- [Exercise brief] Take each line of the entries below that contains "title" and copy it.

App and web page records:
- - -
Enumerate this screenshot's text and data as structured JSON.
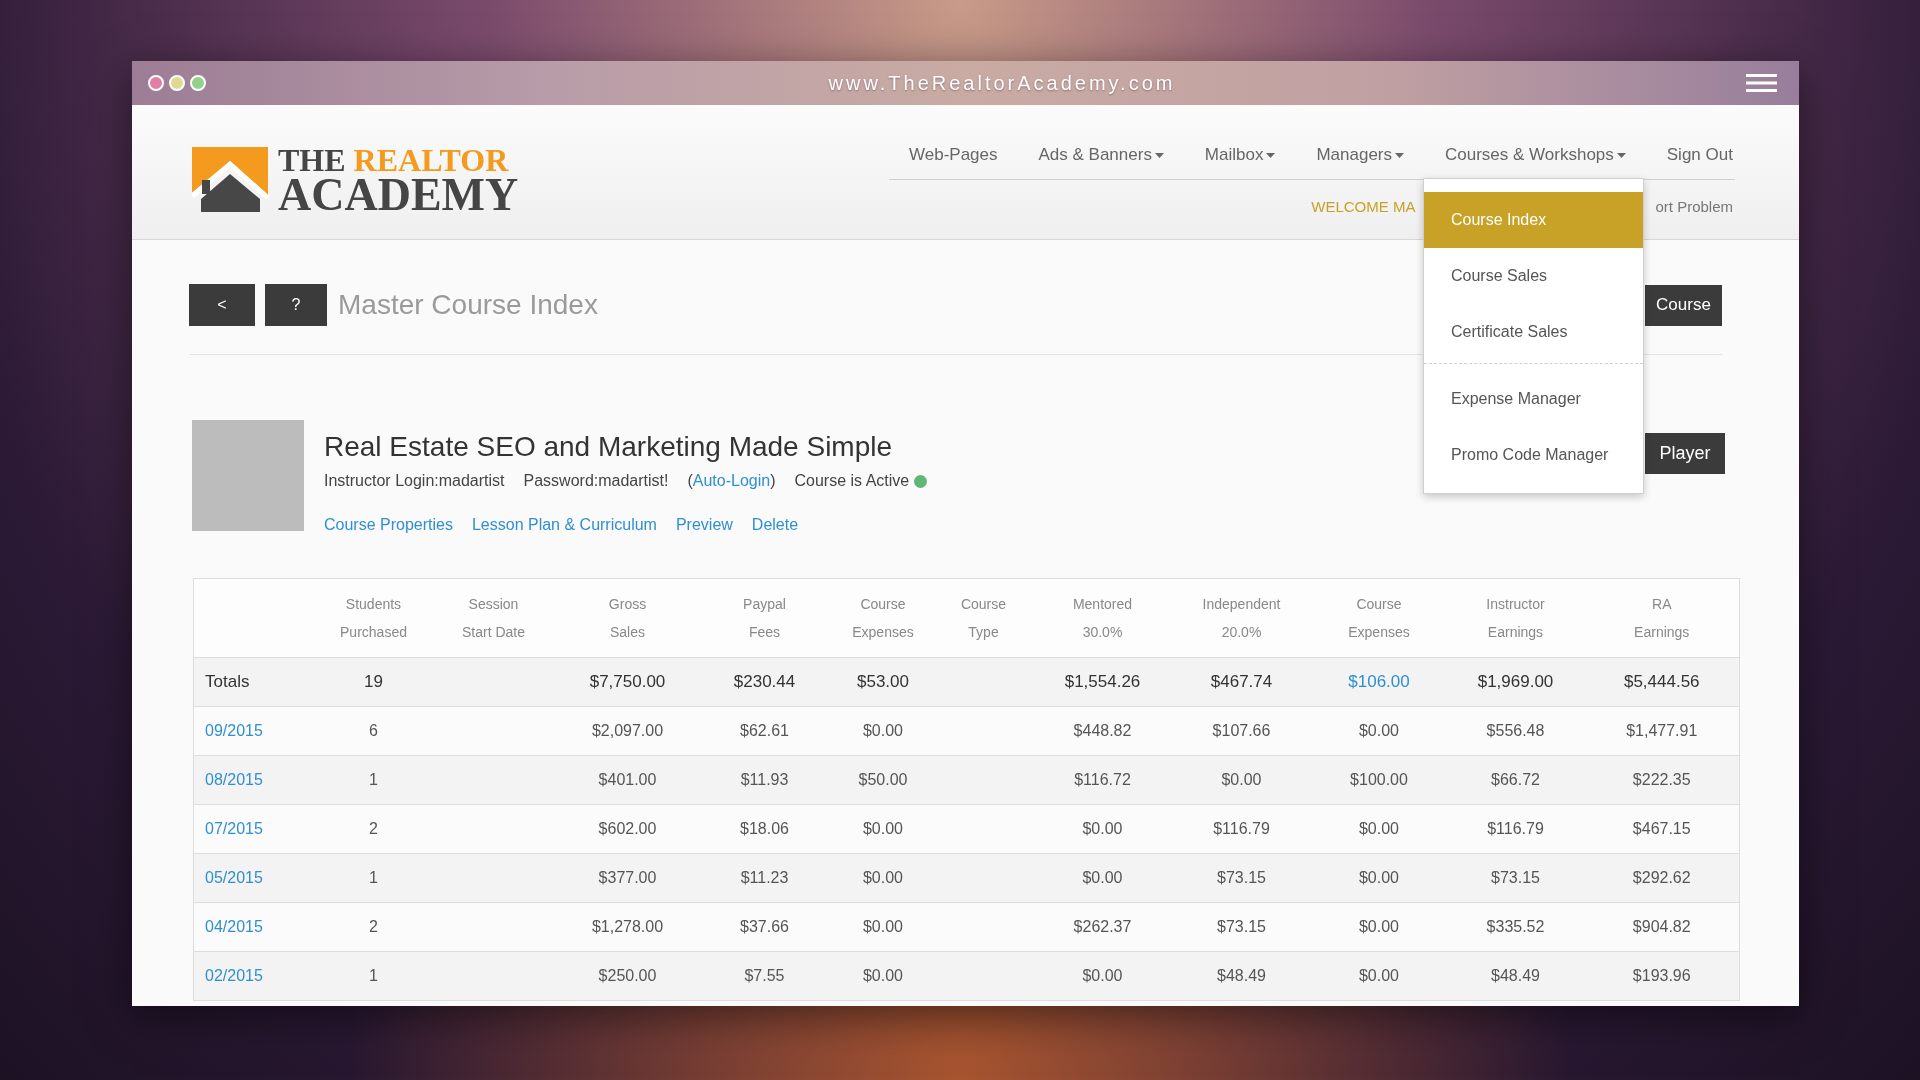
{
  "window": {
    "url": "www.TheRealtorAcademy.com"
  },
  "logo": {
    "line_1": [
      "THE",
      "REALTOR"
    ],
    "line_2": "ACADEMY"
  },
  "nav": {
    "items": [
      {
        "label": "Web-Pages",
        "dropdown": false
      },
      {
        "label": "Ads & Banners",
        "dropdown": true
      },
      {
        "label": "Mailbox",
        "dropdown": true
      },
      {
        "label": "Managers",
        "dropdown": true
      },
      {
        "label": "Courses & Workshops",
        "dropdown": true,
        "menu": {
          "groups": [
            {
              "items": [
                {
                  "label": "Course Index",
                  "selected": true
                },
                {
                  "label": "Course Sales",
                  "selected": false
                },
                {
                  "label": "Certificate Sales",
                  "selected": false
                }
              ]
            },
            {
              "items": [
                {
                  "label": "Expense Manager",
                  "selected": false
                },
                {
                  "label": "Promo Code Manager",
                  "selected": false
                }
              ]
            }
          ]
        }
      },
      {
        "label": "Sign Out",
        "dropdown": false
      }
    ],
    "welcome": "WELCOME MA",
    "report": "ort Problem"
  },
  "toolbar": {
    "buttons": [
      {
        "kind": "back",
        "label": "<"
      },
      {
        "kind": "help",
        "label": "?"
      }
    ],
    "title": "Master Course Index",
    "action": "Course"
  },
  "course": {
    "title": "Real Estate SEO and Marketing Made Simple",
    "instructor_login": "Instructor Login:madartist",
    "password": "Password:madartist!",
    "auto_login": "(Auto-Login)",
    "status": {
      "label": "Course is Active",
      "active": true
    },
    "links": [
      "Course Properties",
      "Lesson Plan & Curriculum",
      "Preview",
      "Delete"
    ],
    "player_button": "Player"
  },
  "table": {
    "columns": [
      "",
      {
        "lines": [
          "Students",
          "Purchased"
        ]
      },
      {
        "lines": [
          "Session",
          "Start Date"
        ]
      },
      {
        "lines": [
          "Gross",
          "Sales"
        ]
      },
      {
        "lines": [
          "Paypal",
          "Fees"
        ]
      },
      {
        "lines": [
          "Course",
          "Expenses"
        ]
      },
      {
        "lines": [
          "Course",
          "Type"
        ]
      },
      {
        "lines": [
          "Mentored",
          "30.0%"
        ]
      },
      {
        "lines": [
          "Independent",
          "20.0%"
        ]
      },
      {
        "lines": [
          "Course",
          "Expenses"
        ]
      },
      {
        "lines": [
          "Instructor",
          "Earnings"
        ]
      },
      {
        "lines": [
          "RA",
          "Earnings"
        ]
      }
    ],
    "rows": [
      {
        "kind": "totals",
        "cells": [
          "Totals",
          "19",
          null,
          "$7,750.00",
          "$230.44",
          "$53.00",
          null,
          "$1,554.26",
          "$467.74",
          {
            "text": "$106.00",
            "link": true
          },
          "$1,969.00",
          "$5,444.56"
        ]
      },
      {
        "kind": "session",
        "cells": [
          {
            "text": "09/2015",
            "link": true
          },
          "6",
          null,
          "$2,097.00",
          "$62.61",
          "$0.00",
          null,
          "$448.82",
          "$107.66",
          "$0.00",
          "$556.48",
          "$1,477.91"
        ]
      },
      {
        "kind": "session",
        "cells": [
          {
            "text": "08/2015",
            "link": true
          },
          "1",
          null,
          "$401.00",
          "$11.93",
          "$50.00",
          null,
          "$116.72",
          "$0.00",
          "$100.00",
          "$66.72",
          "$222.35"
        ]
      },
      {
        "kind": "session",
        "cells": [
          {
            "text": "07/2015",
            "link": true
          },
          "2",
          null,
          "$602.00",
          "$18.06",
          "$0.00",
          null,
          "$0.00",
          "$116.79",
          "$0.00",
          "$116.79",
          "$467.15"
        ]
      },
      {
        "kind": "session",
        "cells": [
          {
            "text": "05/2015",
            "link": true
          },
          "1",
          null,
          "$377.00",
          "$11.23",
          "$0.00",
          null,
          "$0.00",
          "$73.15",
          "$0.00",
          "$73.15",
          "$292.62"
        ]
      },
      {
        "kind": "session",
        "cells": [
          {
            "text": "04/2015",
            "link": true
          },
          "2",
          null,
          "$1,278.00",
          "$37.66",
          "$0.00",
          null,
          "$262.37",
          "$73.15",
          "$0.00",
          "$335.52",
          "$904.82"
        ]
      },
      {
        "kind": "session",
        "cells": [
          {
            "text": "02/2015",
            "link": true
          },
          "1",
          null,
          "$250.00",
          "$7.55",
          "$0.00",
          null,
          "$0.00",
          "$48.49",
          "$0.00",
          "$48.49",
          "$193.96"
        ]
      }
    ]
  }
}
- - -
- [Solution to this task]
    "title": "Master Course Index",
    "title": "Real Estate SEO and Marketing Made Simple",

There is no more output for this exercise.